If you’re anything like most beings, you are searching for a way to connect. Or reconnect, depending upon your personal path. Part of this process is ridding your being of the external stressors and alarmist reactions, that can easily cause an endless chain of passivity. A proactive approach to reshaping this cycle is needed. Yoga is such an approach, a beautiful gift that generously shares with us an ever-evolving preparedness. Instead of forcing our way, we walk in the world with a gentle awareness, an understanding of the unity of every thing and every being. When we are in tune with our bodies and mind, we are strong in the face of challenges that lie ahead.
Some of this strength comes through the asanas, or postures, that Hatha yogins have shared with us. In one particular pose (with many variations), we become grounded, restored, and reconnected, strengthening and stabilizing body and mind. Viparita Karani (Legs-up-the-Wall pose) is one of my personal favorites, enlivening my breath and relaxing my body. Even better, is when I am able to share it will my toddler. Take a peek at this wonderful article on YogaJournal describing the pose and how to enjoy it as a beginner.

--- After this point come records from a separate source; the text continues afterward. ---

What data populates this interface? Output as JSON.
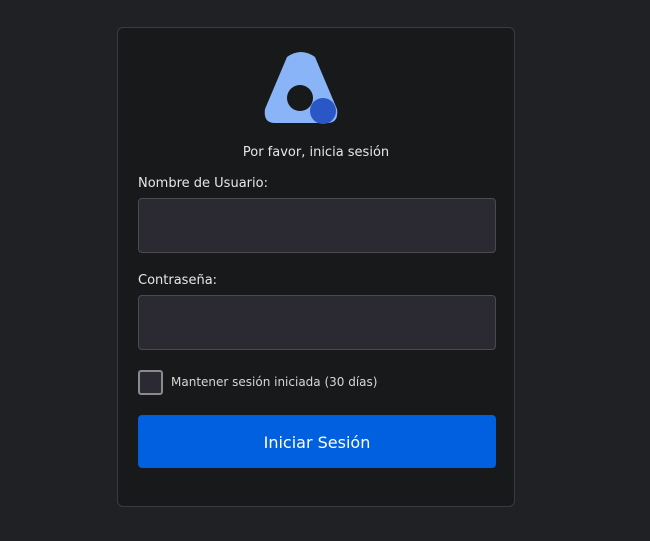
{
  "login": {
    "subtitle": "Por favor, inicia sesión",
    "username_label": "Nombre de Usuario:",
    "username_value": "",
    "password_label": "Contraseña:",
    "password_value": "",
    "remember_label": "Mantener sesión iniciada (30 días)",
    "remember_checked": false,
    "submit_label": "Iniciar Sesión"
  },
  "colors": {
    "page_bg": "#202124",
    "card_bg": "#18191b",
    "input_bg": "#2b2a33",
    "primary": "#0060df",
    "logo_light": "#8ab4f8",
    "logo_dark": "#2a56c6"
  },
  "icons": {
    "logo": "app-logo-icon"
  }
}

Tip: If you are practicing with your child, invite them to try it alongside of you. This is a great shared or partnering pose. Younger babies can be placed upon your chest, encouraging their passive participation (babies soak up all of the calm, positive energy). Older babies, toddlers, and young children can rest on your belly, face up and elevate their legs up onto yours. Helen Garabedian, author of Itsy Bitsy Yoga for Toddlers and Preschoolers (check it out on Amazon.com), speaks of how a play-based modification of this pose can enhance the quieting of a child’s mind. What could be better than sharing the peace? For added benefit (for you and/or your child), try and focus on the out breath, or exhale as you rest in Viparita Karani. Exhaling helps relieve your body of the stresses it endures on a daily basis.
Reflection: What thoughts or emotions come about when you practice this pose? Does it enhance your practice to focus on the out breath?
If you are interested in learning more about Yoga or about classes offered by Mamoga Wellness, please visit www.BeKindandUnwind.com.